What you will do: Each entry below should be given again exactly; the pictures stay out.
-------------------------
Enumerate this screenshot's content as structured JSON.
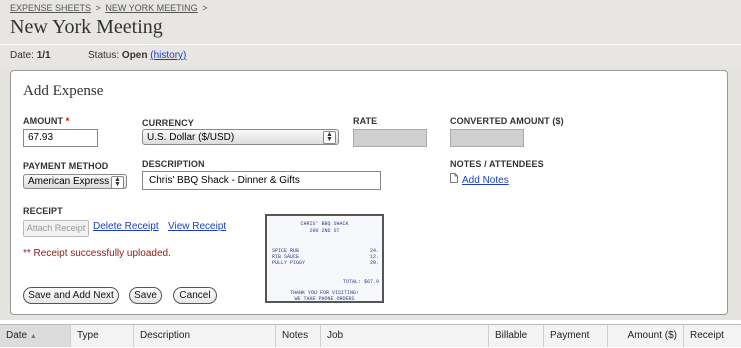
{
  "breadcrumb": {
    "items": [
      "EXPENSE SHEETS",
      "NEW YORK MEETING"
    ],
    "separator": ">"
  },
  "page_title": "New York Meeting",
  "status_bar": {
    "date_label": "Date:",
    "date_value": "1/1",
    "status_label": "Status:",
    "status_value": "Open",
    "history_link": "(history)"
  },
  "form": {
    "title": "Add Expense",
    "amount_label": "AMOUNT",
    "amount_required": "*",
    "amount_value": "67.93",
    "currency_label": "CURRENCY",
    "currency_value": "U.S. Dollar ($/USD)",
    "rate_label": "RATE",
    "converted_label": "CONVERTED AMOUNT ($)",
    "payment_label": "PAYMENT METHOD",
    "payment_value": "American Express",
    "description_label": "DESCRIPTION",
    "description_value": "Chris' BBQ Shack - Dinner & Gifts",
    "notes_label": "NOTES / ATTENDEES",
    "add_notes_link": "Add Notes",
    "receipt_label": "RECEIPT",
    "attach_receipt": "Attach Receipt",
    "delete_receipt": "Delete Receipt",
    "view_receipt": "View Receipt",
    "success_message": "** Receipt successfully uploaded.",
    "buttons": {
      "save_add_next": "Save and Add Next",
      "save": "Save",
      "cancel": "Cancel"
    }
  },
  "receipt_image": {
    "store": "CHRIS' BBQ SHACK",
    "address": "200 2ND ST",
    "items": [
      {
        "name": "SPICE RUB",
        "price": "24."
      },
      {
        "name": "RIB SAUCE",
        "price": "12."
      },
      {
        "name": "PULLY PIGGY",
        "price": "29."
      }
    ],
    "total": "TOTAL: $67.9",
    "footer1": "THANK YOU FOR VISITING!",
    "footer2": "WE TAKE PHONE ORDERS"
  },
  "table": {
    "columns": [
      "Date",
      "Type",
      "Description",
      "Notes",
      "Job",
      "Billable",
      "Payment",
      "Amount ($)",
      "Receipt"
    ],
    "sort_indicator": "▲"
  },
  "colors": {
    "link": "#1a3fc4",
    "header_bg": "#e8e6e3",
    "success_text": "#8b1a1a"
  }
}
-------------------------
Response:
Enumerate this screenshot's content as structured JSON.
{
  "breadcrumb": {
    "items": [
      "EXPENSE SHEETS",
      "NEW YORK MEETING"
    ],
    "separator": ">"
  },
  "page_title": "New York Meeting",
  "status_bar": {
    "date_label": "Date:",
    "date_value": "1/1",
    "status_label": "Status:",
    "status_value": "Open",
    "history_link": "(history)"
  },
  "form": {
    "title": "Add Expense",
    "amount_label": "AMOUNT",
    "amount_required": "*",
    "amount_value": "67.93",
    "currency_label": "CURRENCY",
    "currency_value": "U.S. Dollar ($/USD)",
    "rate_label": "RATE",
    "converted_label": "CONVERTED AMOUNT ($)",
    "payment_label": "PAYMENT METHOD",
    "payment_value": "American Express",
    "description_label": "DESCRIPTION",
    "description_value": "Chris' BBQ Shack - Dinner & Gifts",
    "notes_label": "NOTES / ATTENDEES",
    "add_notes_link": "Add Notes",
    "receipt_label": "RECEIPT",
    "attach_receipt": "Attach Receipt",
    "delete_receipt": "Delete Receipt",
    "view_receipt": "View Receipt",
    "success_message": "** Receipt successfully uploaded.",
    "buttons": {
      "save_add_next": "Save and Add Next",
      "save": "Save",
      "cancel": "Cancel"
    }
  },
  "receipt_image": {
    "store": "CHRIS' BBQ SHACK",
    "address": "200 2ND ST",
    "items": [
      {
        "name": "SPICE RUB",
        "price": "24."
      },
      {
        "name": "RIB SAUCE",
        "price": "12."
      },
      {
        "name": "PULLY PIGGY",
        "price": "29."
      }
    ],
    "total": "TOTAL: $67.9",
    "footer1": "THANK YOU FOR VISITING!",
    "footer2": "WE TAKE PHONE ORDERS"
  },
  "table": {
    "columns": [
      "Date",
      "Type",
      "Description",
      "Notes",
      "Job",
      "Billable",
      "Payment",
      "Amount ($)",
      "Receipt"
    ],
    "sort_indicator": "▲"
  },
  "colors": {
    "link": "#1a3fc4",
    "header_bg": "#e8e6e3",
    "success_text": "#8b1a1a"
  }
}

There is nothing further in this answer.